SEECA - Specialty Eye Care - Houma, LA
 
 
 

Veterans Vision Day

From the time he entered ophthalmology in 1998, Dr. Arthur Joseph Delahoussaye IV wanted to do something special for veterans, whom he knew from his own family’s experience had given so much themselves.

That’s how Veterans Vision Day began at SEECA, his Corporate Drive practice. On Nov. 11 – as has been done in past years – veterans and their families will receive free eye exams. 

“I wanted to give something back to the veterans of our area and or region because I knew how they had sacrificed for our country and our freedom.” Dr. Delahoussaye said. “I thought about what I could do to help out and it was logical to give my services as an ophthalmologist. The response was awesome.”

“Dr. D” began Veterans Vision Day in 2002, continuing through 2011 when personal tragedy struck, nearly ending not only the Dr. Delahoussaye’s gift to vets, but life itself.

An avid cycling rider and racer, Dr. Delahoussaye was critically injured when his bike flipped during training for an upcoming meet. He remembers being on life support at Terrebonne General Medical Center.
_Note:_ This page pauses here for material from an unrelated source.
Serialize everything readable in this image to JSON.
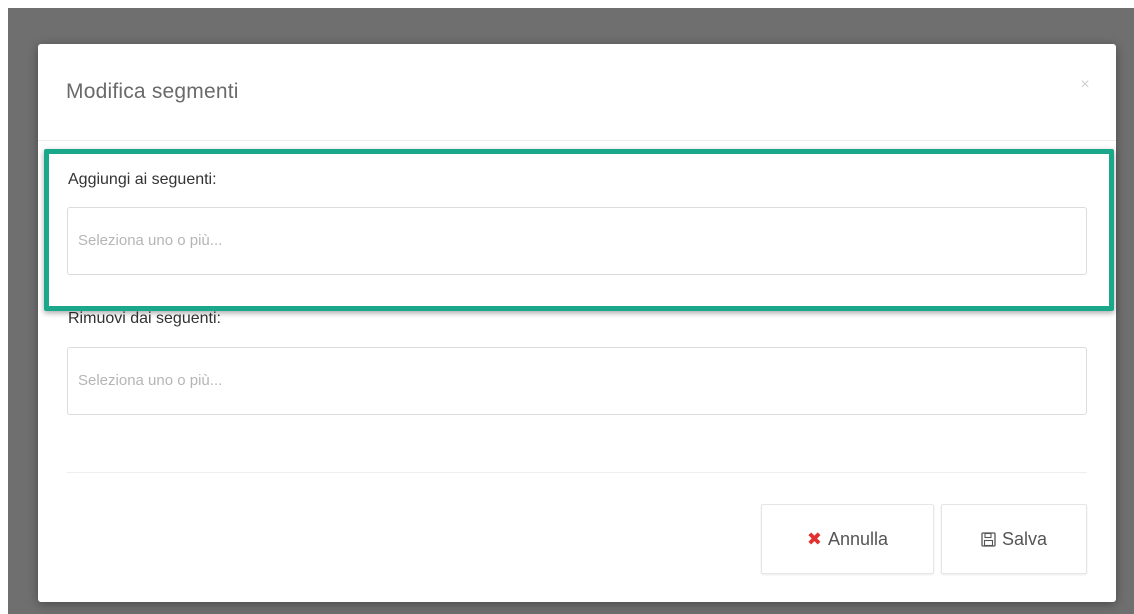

“I was not sure if I was going to live,” he recalled, “I was paralyzed from a broken neck. I couldn’t talk or move but I could hear.”

Months of in-patient therapy and years of out-patient therapy afterward got Dr. D walking and talking again. The soft-spoken eye doctor had a lot of help, from friends, family and in particular fellow practitioners. While he was getting better other doctors kept his practice going, refusing to let it falter. They helped his wife, Melissa,  not only with the business but also with their children.

In 2015 he came back to work, and although each day was a struggle at first, he persevered. One of the very first things he wanted to ensure was that Veterans Vision Day resumed.

Dr. D did not himself serve in the military. But his father did. Arthur J. Delahoussaye III was a Marine Corps captain killed the first night of the deadly Tet Offensive in Vietnam by ground-fire in Quang Tin Province. His namesake son was a year old. Dr. D has memories passed on from his mother reverence for the sacrifice his father made.

“I really respect the sacrifices they all have made,” Dr. D said. “They made them for America. I wasn’t in a position in medical school to do anything about it. But the first thing I did when I got my business established was say ‘let’s help the veterans’.”

Dr. D takes some comfort from knowledge that his small gift to vets gives life to the etching for his father on Vietnam Memorial Wall.

“His legacy inspires us to recognize all veterans who served to protect our freedom,” to which Dr. D ass, “He would be very proud.”